An acceptable answer contains each line of the material, unchanged.
[Dataset extract — start]
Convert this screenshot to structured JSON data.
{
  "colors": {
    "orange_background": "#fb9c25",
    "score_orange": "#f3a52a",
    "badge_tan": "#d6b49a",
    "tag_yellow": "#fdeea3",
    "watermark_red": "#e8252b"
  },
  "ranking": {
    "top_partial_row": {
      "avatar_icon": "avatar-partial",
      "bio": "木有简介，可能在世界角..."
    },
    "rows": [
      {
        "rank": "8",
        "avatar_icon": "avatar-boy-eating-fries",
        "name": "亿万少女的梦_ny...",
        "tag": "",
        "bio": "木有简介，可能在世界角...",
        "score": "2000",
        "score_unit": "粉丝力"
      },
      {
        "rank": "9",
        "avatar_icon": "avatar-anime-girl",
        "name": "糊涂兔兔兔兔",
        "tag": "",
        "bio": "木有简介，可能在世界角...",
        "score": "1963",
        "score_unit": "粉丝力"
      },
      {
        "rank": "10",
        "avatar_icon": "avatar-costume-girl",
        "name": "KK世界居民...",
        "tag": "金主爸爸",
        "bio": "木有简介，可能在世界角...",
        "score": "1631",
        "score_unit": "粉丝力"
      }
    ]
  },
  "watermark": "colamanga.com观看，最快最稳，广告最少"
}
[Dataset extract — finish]
## Worked solution
Convert this screenshot to structured JSON data.
{
  "colors": {
    "orange_background": "#fb9c25",
    "score_orange": "#f3a52a",
    "badge_tan": "#d6b49a",
    "tag_yellow": "#fdeea3",
    "watermark_red": "#e8252b"
  },
  "ranking": {
    "top_partial_row": {
      "avatar_icon": "avatar-partial",
      "bio": "木有简介，可能在世界角..."
    },
    "rows": [
      {
        "rank": "8",
        "avatar_icon": "avatar-boy-eating-fries",
        "name": "亿万少女的梦_ny...",
        "tag": "",
        "bio": "木有简介，可能在世界角...",
        "score": "2000",
        "score_unit": "粉丝力"
      },
      {
        "rank": "9",
        "avatar_icon": "avatar-anime-girl",
        "name": "糊涂兔兔兔兔",
        "tag": "",
        "bio": "木有简介，可能在世界角...",
        "score": "1963",
        "score_unit": "粉丝力"
      },
      {
        "rank": "10",
        "avatar_icon": "avatar-costume-girl",
        "name": "KK世界居民...",
        "tag": "金主爸爸",
        "bio": "木有简介，可能在世界角...",
        "score": "1631",
        "score_unit": "粉丝力"
      }
    ]
  },
  "watermark": "colamanga.com观看，最快最稳，广告最少"
}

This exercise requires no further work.